    See website for sponsorship and registration details.
    Feb 1, 11 am–2 pm

    GGBA February Make Contact
    February 12, 6–8 pm
    GGBA members: complimentary; non-members: $25

    GGBA March Make Contact
    March 12, 6–8 pm
    GGBA members: complimentary; non-members: $25

    Western Business Alliance Annual LGBT Economic Summit & Conference
    2019’s conference will focus attention on issues facing our business community and the LGBT community at large, including creating influence, working with the LGBT community, LGBT homelessness and housing, social and corporate responsibility, marketing to millennials, transgender entrepreneurship and freelance opportunities, and access to capital for LGBT businesses.
    See website for registration details.
    March 14–16, Los Angeles – Hosted by the LAGLCC

    Stand Up Speak Out Series
    GGBA is proud to present “Stand Up. Speak Out,” a workshop series designed to teach entrepreneurs, business professionals and community leaders to become more confident speakers and more effective communicators. 
    This workshop is free to all GGBA members, partners and their staff.

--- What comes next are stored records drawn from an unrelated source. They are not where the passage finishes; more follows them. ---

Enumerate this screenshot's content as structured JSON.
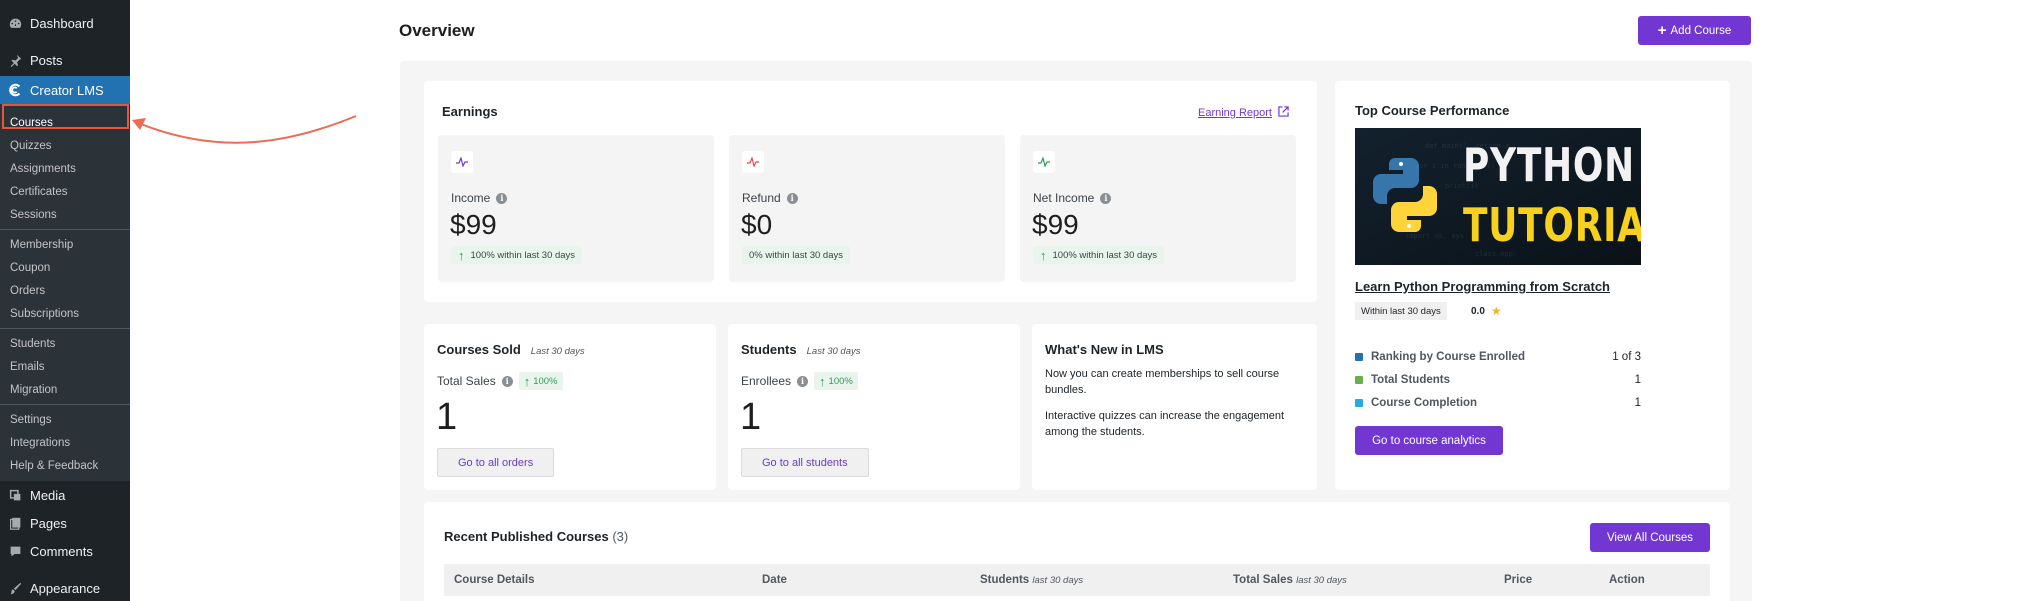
{
  "sidebar": {
    "top_items": [
      {
        "label": "Dashboard",
        "icon": "dashboard-icon"
      },
      {
        "label": "Posts",
        "icon": "pin-icon"
      },
      {
        "label": "Creator LMS",
        "icon": "creator-lms-icon"
      }
    ],
    "lms_group1": [
      "Courses",
      "Quizzes",
      "Assignments",
      "Certificates",
      "Sessions"
    ],
    "lms_group2": [
      "Membership",
      "Coupon",
      "Orders",
      "Subscriptions"
    ],
    "lms_group3": [
      "Students",
      "Emails",
      "Migration"
    ],
    "lms_group4": [
      "Settings",
      "Integrations",
      "Help & Feedback"
    ],
    "bottom_items": [
      {
        "label": "Media",
        "icon": "media-icon"
      },
      {
        "label": "Pages",
        "icon": "pages-icon"
      },
      {
        "label": "Comments",
        "icon": "comment-icon"
      },
      {
        "label": "Appearance",
        "icon": "brush-icon"
      }
    ]
  },
  "header": {
    "title": "Overview",
    "add_course": "Add Course"
  },
  "earnings": {
    "title": "Earnings",
    "report_link": "Earning Report",
    "stats": [
      {
        "label": "Income",
        "value": "$99",
        "change": "100% within last 30 days",
        "trend": "up",
        "icon_color": "#7237d3"
      },
      {
        "label": "Refund",
        "value": "$0",
        "change": "0% within last 30 days",
        "trend": "none",
        "icon_color": "#e5484d"
      },
      {
        "label": "Net Income",
        "value": "$99",
        "change": "100% within last 30 days",
        "trend": "up",
        "icon_color": "#2e9d56"
      }
    ]
  },
  "courses_sold": {
    "title": "Courses Sold",
    "period": "Last 30 days",
    "metric_label": "Total Sales",
    "pct": "100%",
    "value": "1",
    "button": "Go to all orders"
  },
  "students": {
    "title": "Students",
    "period": "Last 30 days",
    "metric_label": "Enrollees",
    "pct": "100%",
    "value": "1",
    "button": "Go to all students"
  },
  "whats_new": {
    "title": "What's New in LMS",
    "items": [
      "Now you can create memberships to sell course bundles.",
      "Interactive quizzes can increase the engagement among the students."
    ]
  },
  "top_course": {
    "title": "Top Course Performance",
    "thumb_line1": "PYTHON",
    "thumb_line2": "TUTORIAL",
    "course_name": "Learn Python Programming from Scratch",
    "within": "Within last 30 days",
    "rating": "0.0",
    "metrics": [
      {
        "label": "Ranking by Course Enrolled",
        "value": "1 of 3",
        "color": "#2271b1"
      },
      {
        "label": "Total Students",
        "value": "1",
        "color": "#68b04f"
      },
      {
        "label": "Course Completion",
        "value": "1",
        "color": "#2aa9e0"
      }
    ],
    "button": "Go to course analytics"
  },
  "recent": {
    "title": "Recent Published Courses",
    "count": "(3)",
    "view_all": "View All Courses",
    "columns": {
      "details": "Course Details",
      "date": "Date",
      "students": "Students",
      "students_note": "last 30 days",
      "sales": "Total Sales",
      "sales_note": "last 30 days",
      "price": "Price",
      "action": "Action"
    }
  }
}
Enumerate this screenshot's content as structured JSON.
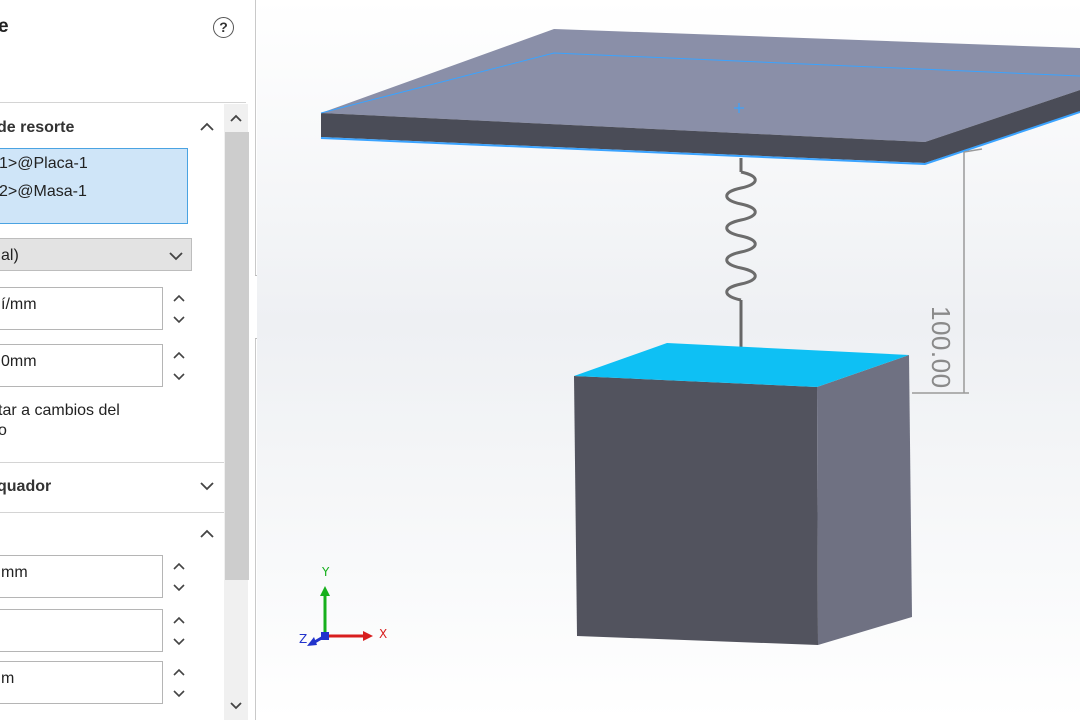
{
  "panel": {
    "title": "e",
    "help_icon": "help-icon",
    "help_glyph": "?",
    "section_spring": {
      "label": "de resorte",
      "expanded": true,
      "selections": [
        "1>@Placa-1",
        "2>@Masa-1"
      ]
    },
    "type_combo": {
      "value": "al)"
    },
    "stiffness_field": {
      "value": "í/mm"
    },
    "length_field": {
      "value": "0mm"
    },
    "update_checkbox": {
      "label_line1": "tar a cambios del",
      "label_line2": "o"
    },
    "section_damper": {
      "label": "quador",
      "expanded": false
    },
    "section_third": {
      "expanded": true
    },
    "field_a": {
      "value": "mm"
    },
    "field_b": {
      "value": ""
    },
    "field_c": {
      "value": "m"
    }
  },
  "viewport": {
    "dimension_value": "100.00",
    "triad": {
      "x_label": "X",
      "y_label": "Y",
      "z_label": "Z"
    },
    "colors": {
      "plate_top": "#8a8fa8",
      "plate_front": "#4a4c57",
      "block_front": "#52535e",
      "block_side": "#6f7182",
      "selected_face": "#0ec0f4",
      "highlight_edge": "#3aa3ff",
      "x_axis": "#d81e1e",
      "y_axis": "#16b01c",
      "z_axis": "#2233cc"
    }
  }
}
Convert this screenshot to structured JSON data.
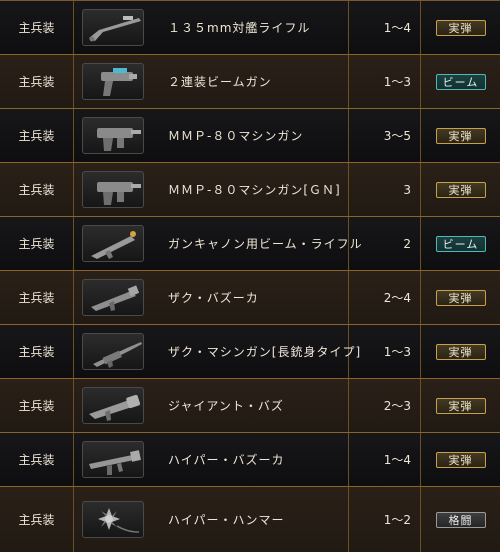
{
  "rows": [
    {
      "category": "主兵装",
      "weapon_icon": "rifle-icon",
      "name": "１３５mm対艦ライフル",
      "range": "1～4",
      "type": "実弾",
      "type_style": "live"
    },
    {
      "category": "主兵装",
      "weapon_icon": "beam-gun-icon",
      "name": "２連装ビームガン",
      "range": "1～3",
      "type": "ビーム",
      "type_style": "beam"
    },
    {
      "category": "主兵装",
      "weapon_icon": "machine-gun-icon",
      "name": "ＭＭＰ-８０マシンガン",
      "range": "3～5",
      "type": "実弾",
      "type_style": "live"
    },
    {
      "category": "主兵装",
      "weapon_icon": "machine-gun-icon",
      "name": "ＭＭＰ-８０マシンガン[ＧＮ]",
      "range": "3",
      "type": "実弾",
      "type_style": "live"
    },
    {
      "category": "主兵装",
      "weapon_icon": "beam-rifle-icon",
      "name": "ガンキャノン用ビーム・ライフル",
      "range": "2",
      "type": "ビーム",
      "type_style": "beam"
    },
    {
      "category": "主兵装",
      "weapon_icon": "bazooka-icon",
      "name": "ザク・バズーカ",
      "range": "2～4",
      "type": "実弾",
      "type_style": "live"
    },
    {
      "category": "主兵装",
      "weapon_icon": "long-machine-gun-icon",
      "name": "ザク・マシンガン[長銃身タイプ]",
      "range": "1～3",
      "type": "実弾",
      "type_style": "live"
    },
    {
      "category": "主兵装",
      "weapon_icon": "giant-bazooka-icon",
      "name": "ジャイアント・バズ",
      "range": "2～3",
      "type": "実弾",
      "type_style": "live"
    },
    {
      "category": "主兵装",
      "weapon_icon": "hyper-bazooka-icon",
      "name": "ハイパー・バズーカ",
      "range": "1～4",
      "type": "実弾",
      "type_style": "live"
    },
    {
      "category": "主兵装",
      "weapon_icon": "hammer-icon",
      "name": "ハイパー・ハンマー",
      "range": "1～2",
      "type": "格闘",
      "type_style": "melee"
    }
  ]
}
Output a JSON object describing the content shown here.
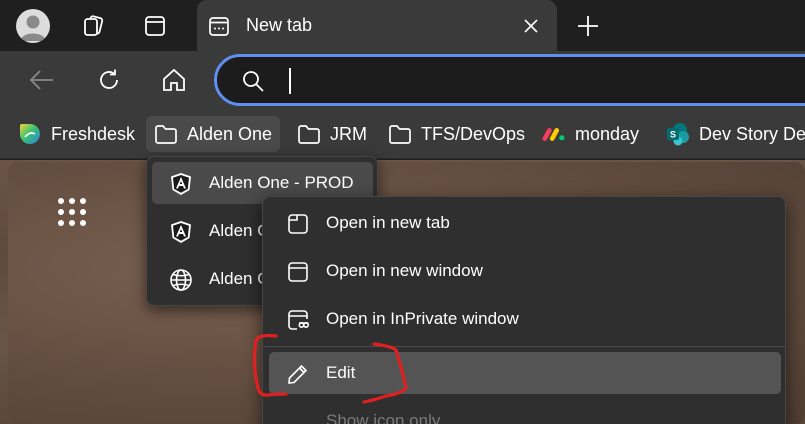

Non-GGBA members can attend 2 meetings for free as a guest of the GGBA.

    December 2018: Stand Up and Speak Out – Honing Your Unique Value Proposition
    December 5, 7:30 am–8:45 am and December 19, 3:15 pm–4:45 pm
    January: Stand Up and Speak Out – The Importance of Storytelling in Business
    January 20, 3:15 pm–4:45 pm
    February: Stand Up and Speak Out – Managing Up vs. Managing Down
    February 6, 7:30 am–8:45 am and February 20, 3:15 pm–4:45 pm
    March: Stand Up and Speak Out – Do’s & Don’ts of the Media Interview
    March 6, 7:30 am–8:45 am and March 20, 3:15 pm–4:45 pm